**What is required:** Exact repetition of every record is required.

**Raw data:**
************

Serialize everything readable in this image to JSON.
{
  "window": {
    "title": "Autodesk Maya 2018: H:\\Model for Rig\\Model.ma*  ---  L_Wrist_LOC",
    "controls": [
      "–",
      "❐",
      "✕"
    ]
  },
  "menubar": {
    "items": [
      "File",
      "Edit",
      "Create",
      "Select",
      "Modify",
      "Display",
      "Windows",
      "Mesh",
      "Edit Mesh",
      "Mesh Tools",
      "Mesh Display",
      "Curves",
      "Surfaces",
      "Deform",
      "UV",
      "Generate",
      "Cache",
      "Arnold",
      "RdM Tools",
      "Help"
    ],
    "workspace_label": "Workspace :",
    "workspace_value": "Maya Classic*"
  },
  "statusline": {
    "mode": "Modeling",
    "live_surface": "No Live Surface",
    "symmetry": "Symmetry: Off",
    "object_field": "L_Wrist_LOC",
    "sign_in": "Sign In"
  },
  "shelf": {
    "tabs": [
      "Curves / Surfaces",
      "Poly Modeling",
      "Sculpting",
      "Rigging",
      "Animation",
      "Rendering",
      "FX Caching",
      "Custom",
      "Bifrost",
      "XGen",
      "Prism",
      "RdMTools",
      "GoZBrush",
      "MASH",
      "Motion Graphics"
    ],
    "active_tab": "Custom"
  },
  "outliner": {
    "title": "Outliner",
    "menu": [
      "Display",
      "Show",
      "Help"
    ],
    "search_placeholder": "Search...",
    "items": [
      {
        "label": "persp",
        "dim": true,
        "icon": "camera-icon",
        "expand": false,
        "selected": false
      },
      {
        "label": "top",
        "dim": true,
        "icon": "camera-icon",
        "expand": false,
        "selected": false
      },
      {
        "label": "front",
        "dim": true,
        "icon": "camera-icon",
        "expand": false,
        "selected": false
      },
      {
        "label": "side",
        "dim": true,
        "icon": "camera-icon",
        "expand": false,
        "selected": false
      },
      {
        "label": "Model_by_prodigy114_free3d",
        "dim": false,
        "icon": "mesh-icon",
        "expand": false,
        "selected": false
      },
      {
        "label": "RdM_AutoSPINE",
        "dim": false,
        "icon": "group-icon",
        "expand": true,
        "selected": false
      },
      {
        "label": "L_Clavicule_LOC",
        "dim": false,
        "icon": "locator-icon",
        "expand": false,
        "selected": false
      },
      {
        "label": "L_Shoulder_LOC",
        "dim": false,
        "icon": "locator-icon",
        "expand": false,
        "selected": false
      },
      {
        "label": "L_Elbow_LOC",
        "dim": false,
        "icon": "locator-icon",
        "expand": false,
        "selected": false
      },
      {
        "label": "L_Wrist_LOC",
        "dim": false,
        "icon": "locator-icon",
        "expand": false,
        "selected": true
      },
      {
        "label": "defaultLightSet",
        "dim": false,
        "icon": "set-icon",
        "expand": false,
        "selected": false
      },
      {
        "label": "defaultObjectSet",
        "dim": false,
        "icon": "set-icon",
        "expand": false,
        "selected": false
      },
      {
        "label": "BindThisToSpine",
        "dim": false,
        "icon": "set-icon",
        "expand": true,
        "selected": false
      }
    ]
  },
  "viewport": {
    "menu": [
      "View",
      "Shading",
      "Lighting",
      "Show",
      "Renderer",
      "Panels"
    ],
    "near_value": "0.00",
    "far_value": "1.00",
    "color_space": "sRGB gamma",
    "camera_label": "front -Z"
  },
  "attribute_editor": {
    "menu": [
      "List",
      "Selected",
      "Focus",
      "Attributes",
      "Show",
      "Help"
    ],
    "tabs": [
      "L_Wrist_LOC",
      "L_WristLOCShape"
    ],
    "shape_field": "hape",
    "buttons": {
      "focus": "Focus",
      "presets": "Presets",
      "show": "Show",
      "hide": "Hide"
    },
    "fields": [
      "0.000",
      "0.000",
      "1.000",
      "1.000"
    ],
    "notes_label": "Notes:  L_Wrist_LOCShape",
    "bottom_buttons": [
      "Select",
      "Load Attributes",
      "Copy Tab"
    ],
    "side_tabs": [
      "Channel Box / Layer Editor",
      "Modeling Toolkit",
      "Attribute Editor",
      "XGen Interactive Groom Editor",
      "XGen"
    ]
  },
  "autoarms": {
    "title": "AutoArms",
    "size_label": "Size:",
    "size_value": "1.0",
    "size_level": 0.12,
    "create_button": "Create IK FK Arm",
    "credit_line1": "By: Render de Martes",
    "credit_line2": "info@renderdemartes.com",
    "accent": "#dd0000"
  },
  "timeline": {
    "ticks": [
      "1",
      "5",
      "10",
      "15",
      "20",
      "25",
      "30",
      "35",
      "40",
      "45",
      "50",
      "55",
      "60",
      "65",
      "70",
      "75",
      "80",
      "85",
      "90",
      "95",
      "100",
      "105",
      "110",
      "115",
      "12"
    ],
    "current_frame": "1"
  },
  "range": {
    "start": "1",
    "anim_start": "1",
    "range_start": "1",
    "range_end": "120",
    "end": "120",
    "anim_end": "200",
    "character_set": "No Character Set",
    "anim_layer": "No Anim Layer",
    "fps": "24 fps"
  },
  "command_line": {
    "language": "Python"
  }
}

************

**Exercise solution:**
Serialize everything readable in this image to JSON.
{
  "window": {
    "title": "Autodesk Maya 2018: H:\\Model for Rig\\Model.ma*  ---  L_Wrist_LOC",
    "controls": [
      "–",
      "❐",
      "✕"
    ]
  },
  "menubar": {
    "items": [
      "File",
      "Edit",
      "Create",
      "Select",
      "Modify",
      "Display",
      "Windows",
      "Mesh",
      "Edit Mesh",
      "Mesh Tools",
      "Mesh Display",
      "Curves",
      "Surfaces",
      "Deform",
      "UV",
      "Generate",
      "Cache",
      "Arnold",
      "RdM Tools",
      "Help"
    ],
    "workspace_label": "Workspace :",
    "workspace_value": "Maya Classic*"
  },
  "statusline": {
    "mode": "Modeling",
    "live_surface": "No Live Surface",
    "symmetry": "Symmetry: Off",
    "object_field": "L_Wrist_LOC",
    "sign_in": "Sign In"
  },
  "shelf": {
    "tabs": [
      "Curves / Surfaces",
      "Poly Modeling",
      "Sculpting",
      "Rigging",
      "Animation",
      "Rendering",
      "FX Caching",
      "Custom",
      "Bifrost",
      "XGen",
      "Prism",
      "RdMTools",
      "GoZBrush",
      "MASH",
      "Motion Graphics"
    ],
    "active_tab": "Custom"
  },
  "outliner": {
    "title": "Outliner",
    "menu": [
      "Display",
      "Show",
      "Help"
    ],
    "search_placeholder": "Search...",
    "items": [
      {
        "label": "persp",
        "dim": true,
        "icon": "camera-icon",
        "expand": false,
        "selected": false
      },
      {
        "label": "top",
        "dim": true,
        "icon": "camera-icon",
        "expand": false,
        "selected": false
      },
      {
        "label": "front",
        "dim": true,
        "icon": "camera-icon",
        "expand": false,
        "selected": false
      },
      {
        "label": "side",
        "dim": true,
        "icon": "camera-icon",
        "expand": false,
        "selected": false
      },
      {
        "label": "Model_by_prodigy114_free3d",
        "dim": false,
        "icon": "mesh-icon",
        "expand": false,
        "selected": false
      },
      {
        "label": "RdM_AutoSPINE",
        "dim": false,
        "icon": "group-icon",
        "expand": true,
        "selected": false
      },
      {
        "label": "L_Clavicule_LOC",
        "dim": false,
        "icon": "locator-icon",
        "expand": false,
        "selected": false
      },
      {
        "label": "L_Shoulder_LOC",
        "dim": false,
        "icon": "locator-icon",
        "expand": false,
        "selected": false
      },
      {
        "label": "L_Elbow_LOC",
        "dim": false,
        "icon": "locator-icon",
        "expand": false,
        "selected": false
      },
      {
        "label": "L_Wrist_LOC",
        "dim": false,
        "icon": "locator-icon",
        "expand": false,
        "selected": true
      },
      {
        "label": "defaultLightSet",
        "dim": false,
        "icon": "set-icon",
        "expand": false,
        "selected": false
      },
      {
        "label": "defaultObjectSet",
        "dim": false,
        "icon": "set-icon",
        "expand": false,
        "selected": false
      },
      {
        "label": "BindThisToSpine",
        "dim": false,
        "icon": "set-icon",
        "expand": true,
        "selected": false
      }
    ]
  },
  "viewport": {
    "menu": [
      "View",
      "Shading",
      "Lighting",
      "Show",
      "Renderer",
      "Panels"
    ],
    "near_value": "0.00",
    "far_value": "1.00",
    "color_space": "sRGB gamma",
    "camera_label": "front -Z"
  },
  "attribute_editor": {
    "menu": [
      "List",
      "Selected",
      "Focus",
      "Attributes",
      "Show",
      "Help"
    ],
    "tabs": [
      "L_Wrist_LOC",
      "L_WristLOCShape"
    ],
    "shape_field": "hape",
    "buttons": {
      "focus": "Focus",
      "presets": "Presets",
      "show": "Show",
      "hide": "Hide"
    },
    "fields": [
      "0.000",
      "0.000",
      "1.000",
      "1.000"
    ],
    "notes_label": "Notes:  L_Wrist_LOCShape",
    "bottom_buttons": [
      "Select",
      "Load Attributes",
      "Copy Tab"
    ],
    "side_tabs": [
      "Channel Box / Layer Editor",
      "Modeling Toolkit",
      "Attribute Editor",
      "XGen Interactive Groom Editor",
      "XGen"
    ]
  },
  "autoarms": {
    "title": "AutoArms",
    "size_label": "Size:",
    "size_value": "1.0",
    "size_level": 0.12,
    "create_button": "Create IK FK Arm",
    "credit_line1": "By: Render de Martes",
    "credit_line2": "info@renderdemartes.com",
    "accent": "#dd0000"
  },
  "timeline": {
    "ticks": [
      "1",
      "5",
      "10",
      "15",
      "20",
      "25",
      "30",
      "35",
      "40",
      "45",
      "50",
      "55",
      "60",
      "65",
      "70",
      "75",
      "80",
      "85",
      "90",
      "95",
      "100",
      "105",
      "110",
      "115",
      "12"
    ],
    "current_frame": "1"
  },
  "range": {
    "start": "1",
    "anim_start": "1",
    "range_start": "1",
    "range_end": "120",
    "end": "120",
    "anim_end": "200",
    "character_set": "No Character Set",
    "anim_layer": "No Anim Layer",
    "fps": "24 fps"
  },
  "command_line": {
    "language": "Python"
  }
}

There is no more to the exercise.